Learn about car financing (how many years will you pay for your vehicle and what the interest rate is), warranties, and insurance; get car insurance if you do not have it already; think about all your purchase options thoroughly; and take potential new vehicles for thorough test drives. In addition, you should acquire a preapproved car loan, which will give you an interest rate to compare with other interest rates and allow you to have more pocket money; have a trade-in plan if you decide to trade in your old vehicle; review your purchasing and financing deals; close your purchasing and financing deals; and ensure that your new vehicle has no dents, a full gas tank, etc. after your new vehicle is delivered to you.
Leasing a new vehicle may seem attractive to you because of the associated lower payments and other conveniences; however, you must live with limitations, such as less mileage and frequent routine maintenance.
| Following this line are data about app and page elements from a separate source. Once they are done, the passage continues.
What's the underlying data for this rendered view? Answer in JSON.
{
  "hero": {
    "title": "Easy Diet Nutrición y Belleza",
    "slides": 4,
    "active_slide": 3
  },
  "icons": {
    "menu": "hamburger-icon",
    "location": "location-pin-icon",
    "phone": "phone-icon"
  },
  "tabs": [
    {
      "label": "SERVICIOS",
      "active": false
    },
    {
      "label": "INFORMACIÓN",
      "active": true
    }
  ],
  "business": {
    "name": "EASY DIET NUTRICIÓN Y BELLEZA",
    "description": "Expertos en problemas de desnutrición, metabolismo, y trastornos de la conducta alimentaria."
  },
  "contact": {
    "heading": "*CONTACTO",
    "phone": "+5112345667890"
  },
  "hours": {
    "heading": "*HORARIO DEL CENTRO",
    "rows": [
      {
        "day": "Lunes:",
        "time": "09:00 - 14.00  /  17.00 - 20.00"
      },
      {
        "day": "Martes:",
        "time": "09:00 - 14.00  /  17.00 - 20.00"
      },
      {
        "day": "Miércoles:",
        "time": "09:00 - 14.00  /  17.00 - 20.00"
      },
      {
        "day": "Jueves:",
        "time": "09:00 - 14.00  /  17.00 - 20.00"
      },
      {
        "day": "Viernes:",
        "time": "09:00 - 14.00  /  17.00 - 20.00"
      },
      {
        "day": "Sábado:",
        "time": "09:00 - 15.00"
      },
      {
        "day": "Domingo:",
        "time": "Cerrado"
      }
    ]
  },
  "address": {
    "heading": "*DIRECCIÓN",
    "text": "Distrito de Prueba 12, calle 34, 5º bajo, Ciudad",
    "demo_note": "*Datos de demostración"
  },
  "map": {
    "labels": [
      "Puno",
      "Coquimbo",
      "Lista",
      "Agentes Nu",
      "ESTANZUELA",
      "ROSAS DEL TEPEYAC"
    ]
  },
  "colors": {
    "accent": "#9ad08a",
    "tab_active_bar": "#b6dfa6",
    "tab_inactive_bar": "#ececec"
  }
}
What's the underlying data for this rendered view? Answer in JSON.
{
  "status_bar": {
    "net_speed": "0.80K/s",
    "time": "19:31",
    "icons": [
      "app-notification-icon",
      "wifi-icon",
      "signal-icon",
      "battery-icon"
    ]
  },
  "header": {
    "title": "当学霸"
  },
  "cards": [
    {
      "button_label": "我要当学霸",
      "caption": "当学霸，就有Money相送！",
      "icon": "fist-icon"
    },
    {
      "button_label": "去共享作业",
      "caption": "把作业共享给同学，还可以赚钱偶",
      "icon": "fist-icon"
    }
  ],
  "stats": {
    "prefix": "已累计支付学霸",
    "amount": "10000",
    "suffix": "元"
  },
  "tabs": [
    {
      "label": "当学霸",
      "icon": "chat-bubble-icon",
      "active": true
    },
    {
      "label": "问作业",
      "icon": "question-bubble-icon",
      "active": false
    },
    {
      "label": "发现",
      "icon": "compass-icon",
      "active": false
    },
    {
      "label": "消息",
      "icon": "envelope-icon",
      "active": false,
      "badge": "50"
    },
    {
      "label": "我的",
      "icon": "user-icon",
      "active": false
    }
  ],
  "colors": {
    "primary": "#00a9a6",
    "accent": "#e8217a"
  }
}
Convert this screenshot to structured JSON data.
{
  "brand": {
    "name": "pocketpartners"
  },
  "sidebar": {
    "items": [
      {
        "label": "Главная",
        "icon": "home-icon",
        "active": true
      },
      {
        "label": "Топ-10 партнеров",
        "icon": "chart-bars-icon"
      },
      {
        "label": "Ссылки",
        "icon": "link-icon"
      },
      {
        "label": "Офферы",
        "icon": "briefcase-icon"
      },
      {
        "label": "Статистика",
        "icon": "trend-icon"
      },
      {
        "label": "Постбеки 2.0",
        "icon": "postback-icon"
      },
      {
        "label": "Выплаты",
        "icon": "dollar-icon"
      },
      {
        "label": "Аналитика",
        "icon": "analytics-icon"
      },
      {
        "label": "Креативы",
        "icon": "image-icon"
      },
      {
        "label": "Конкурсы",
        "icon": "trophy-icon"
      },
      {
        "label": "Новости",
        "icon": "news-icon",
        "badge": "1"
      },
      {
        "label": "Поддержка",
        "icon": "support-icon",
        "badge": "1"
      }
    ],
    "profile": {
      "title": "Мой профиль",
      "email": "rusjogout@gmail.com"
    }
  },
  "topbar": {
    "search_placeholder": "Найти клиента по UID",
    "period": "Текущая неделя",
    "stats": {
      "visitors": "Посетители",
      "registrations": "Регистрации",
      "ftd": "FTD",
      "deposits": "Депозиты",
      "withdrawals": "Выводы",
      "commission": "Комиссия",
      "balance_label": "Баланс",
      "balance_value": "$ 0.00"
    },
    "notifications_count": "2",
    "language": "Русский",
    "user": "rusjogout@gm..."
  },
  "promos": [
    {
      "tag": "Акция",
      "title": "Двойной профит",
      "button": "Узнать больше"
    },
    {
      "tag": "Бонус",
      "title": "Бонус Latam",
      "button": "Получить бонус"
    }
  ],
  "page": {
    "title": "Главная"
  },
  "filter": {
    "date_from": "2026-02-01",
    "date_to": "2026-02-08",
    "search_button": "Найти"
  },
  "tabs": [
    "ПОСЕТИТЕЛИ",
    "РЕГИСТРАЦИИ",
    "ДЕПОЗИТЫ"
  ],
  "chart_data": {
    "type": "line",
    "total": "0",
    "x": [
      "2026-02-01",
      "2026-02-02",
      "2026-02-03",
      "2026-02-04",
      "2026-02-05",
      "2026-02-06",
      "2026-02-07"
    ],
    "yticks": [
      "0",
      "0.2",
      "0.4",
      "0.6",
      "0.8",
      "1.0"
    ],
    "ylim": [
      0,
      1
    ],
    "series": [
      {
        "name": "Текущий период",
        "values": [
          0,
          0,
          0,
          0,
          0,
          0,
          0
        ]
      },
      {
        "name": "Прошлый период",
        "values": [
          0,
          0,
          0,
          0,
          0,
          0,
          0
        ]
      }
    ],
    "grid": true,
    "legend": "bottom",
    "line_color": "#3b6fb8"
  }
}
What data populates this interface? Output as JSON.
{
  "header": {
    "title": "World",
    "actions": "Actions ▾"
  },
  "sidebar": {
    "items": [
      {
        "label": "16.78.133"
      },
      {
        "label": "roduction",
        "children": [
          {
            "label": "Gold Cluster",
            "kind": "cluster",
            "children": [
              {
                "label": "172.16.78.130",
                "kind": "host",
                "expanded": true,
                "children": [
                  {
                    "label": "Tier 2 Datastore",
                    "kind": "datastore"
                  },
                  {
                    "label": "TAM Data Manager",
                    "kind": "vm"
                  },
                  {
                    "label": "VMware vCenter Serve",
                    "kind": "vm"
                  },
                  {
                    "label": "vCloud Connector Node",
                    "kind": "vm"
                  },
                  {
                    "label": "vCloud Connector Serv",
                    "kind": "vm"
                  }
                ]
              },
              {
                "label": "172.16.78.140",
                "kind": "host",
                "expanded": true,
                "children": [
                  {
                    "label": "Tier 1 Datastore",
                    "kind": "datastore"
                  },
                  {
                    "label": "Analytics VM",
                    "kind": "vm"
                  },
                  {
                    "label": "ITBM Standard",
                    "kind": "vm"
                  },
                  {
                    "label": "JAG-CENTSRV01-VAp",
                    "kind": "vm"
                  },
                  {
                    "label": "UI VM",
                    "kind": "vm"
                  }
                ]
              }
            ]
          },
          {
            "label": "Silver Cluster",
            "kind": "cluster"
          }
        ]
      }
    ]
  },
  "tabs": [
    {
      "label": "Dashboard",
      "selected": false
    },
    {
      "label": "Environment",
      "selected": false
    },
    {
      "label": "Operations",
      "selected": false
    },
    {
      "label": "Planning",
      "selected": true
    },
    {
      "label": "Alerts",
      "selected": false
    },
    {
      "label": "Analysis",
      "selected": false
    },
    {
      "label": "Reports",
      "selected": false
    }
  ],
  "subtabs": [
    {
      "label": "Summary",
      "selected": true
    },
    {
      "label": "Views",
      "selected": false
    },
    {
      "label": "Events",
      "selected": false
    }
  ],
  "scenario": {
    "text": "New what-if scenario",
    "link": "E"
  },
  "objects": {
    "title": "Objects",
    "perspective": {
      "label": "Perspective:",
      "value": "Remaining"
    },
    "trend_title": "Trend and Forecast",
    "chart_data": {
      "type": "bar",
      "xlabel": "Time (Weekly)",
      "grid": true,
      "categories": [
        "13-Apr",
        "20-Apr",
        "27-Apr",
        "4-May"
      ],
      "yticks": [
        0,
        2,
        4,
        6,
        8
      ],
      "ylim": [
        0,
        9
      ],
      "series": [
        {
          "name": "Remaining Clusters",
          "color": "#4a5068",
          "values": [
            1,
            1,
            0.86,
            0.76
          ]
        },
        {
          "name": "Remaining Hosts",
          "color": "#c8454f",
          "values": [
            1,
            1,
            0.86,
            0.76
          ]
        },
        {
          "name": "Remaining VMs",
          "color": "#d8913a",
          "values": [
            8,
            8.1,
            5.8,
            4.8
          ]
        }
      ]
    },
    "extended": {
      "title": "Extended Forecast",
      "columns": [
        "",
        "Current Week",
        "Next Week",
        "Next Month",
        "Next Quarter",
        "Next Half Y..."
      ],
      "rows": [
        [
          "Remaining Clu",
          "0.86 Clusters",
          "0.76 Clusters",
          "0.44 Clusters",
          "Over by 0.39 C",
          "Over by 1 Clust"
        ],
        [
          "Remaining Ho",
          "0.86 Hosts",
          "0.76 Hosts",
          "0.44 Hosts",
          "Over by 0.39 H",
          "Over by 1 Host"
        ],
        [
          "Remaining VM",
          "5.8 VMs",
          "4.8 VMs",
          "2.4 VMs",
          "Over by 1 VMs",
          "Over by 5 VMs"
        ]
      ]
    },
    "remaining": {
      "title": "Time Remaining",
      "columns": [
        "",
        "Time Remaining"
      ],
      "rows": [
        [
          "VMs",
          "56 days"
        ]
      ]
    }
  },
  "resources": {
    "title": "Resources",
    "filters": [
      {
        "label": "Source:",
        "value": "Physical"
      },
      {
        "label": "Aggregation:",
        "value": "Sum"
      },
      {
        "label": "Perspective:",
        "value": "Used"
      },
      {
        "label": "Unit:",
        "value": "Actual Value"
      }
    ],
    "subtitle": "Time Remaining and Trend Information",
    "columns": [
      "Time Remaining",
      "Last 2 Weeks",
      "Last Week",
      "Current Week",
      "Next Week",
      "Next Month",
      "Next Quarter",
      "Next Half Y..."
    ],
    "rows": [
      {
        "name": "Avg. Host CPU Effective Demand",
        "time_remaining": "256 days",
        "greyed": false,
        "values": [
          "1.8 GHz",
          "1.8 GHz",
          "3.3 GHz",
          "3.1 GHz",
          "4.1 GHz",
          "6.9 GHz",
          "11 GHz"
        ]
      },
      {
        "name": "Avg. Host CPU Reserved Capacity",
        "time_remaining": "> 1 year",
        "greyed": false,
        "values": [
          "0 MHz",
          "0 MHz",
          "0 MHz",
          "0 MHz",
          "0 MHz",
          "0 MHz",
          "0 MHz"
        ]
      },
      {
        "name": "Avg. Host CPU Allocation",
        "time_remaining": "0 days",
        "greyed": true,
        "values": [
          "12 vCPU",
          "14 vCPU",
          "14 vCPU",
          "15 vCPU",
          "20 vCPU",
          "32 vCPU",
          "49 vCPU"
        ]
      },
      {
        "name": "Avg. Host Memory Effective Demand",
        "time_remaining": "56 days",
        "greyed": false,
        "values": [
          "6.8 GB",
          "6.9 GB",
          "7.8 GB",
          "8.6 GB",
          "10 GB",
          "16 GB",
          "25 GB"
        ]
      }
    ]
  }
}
In addition, look at the agreed purchasing price closely and watch out for any other fees other than the lease rate. Moreover, you should refrain from signing a lease contract agreement unless the end value is clear and present in the contract. Buying a new vehicle, however, offers less immediate convenience than leasing a new vehicle does but offers more potential long-term benefits.
Trading in your old vehicle for your new vehicle is often fast and requires that the dealership personnel take care of all the paperwork. In addition, trading in your old vehicle is also helpful if the interest rate on your car loan is higher than your old vehicle’s monetary value. However, you likely will get a smaller amount of money than the amount of money you would get if you simply sold your old vehicle yourself.
Selling your old vehicle instead of trading it in for your new vehicle allows you to get more money faster, but you must be patient and have great judgment regarding the asking price. In addition, you yourself must ensure that your old vehicle is presentable to potential purchasers and that your old vehicle abides by all state laws and regulations regarding vehicle sales and the like. Moreover, selling your old vehicle yourself could make you cross paths with some questionable and unlikeable individuals.
Check other websites or sources to determine the dealer’s costs for the vehicle. A dealer may try to sell you extras or impose other fees. Do not hesitate to negotiate with the dealer.
Most importantly, do not fall in love with a car, truck, or SUV. Fall in love with the best deal.
If the new vehicle you purchased or leased turns out to be a lemon or to be in the shop too often or if you were defrauded, know: There may be legal remedies available to you. If you have questions and/or concerns about car financing, purchasing agreements, etc., talk to a lawyer. For more information, to have your questions answered, and to have your concerns addressed, contact Nashville Attorney Perry A. Craft.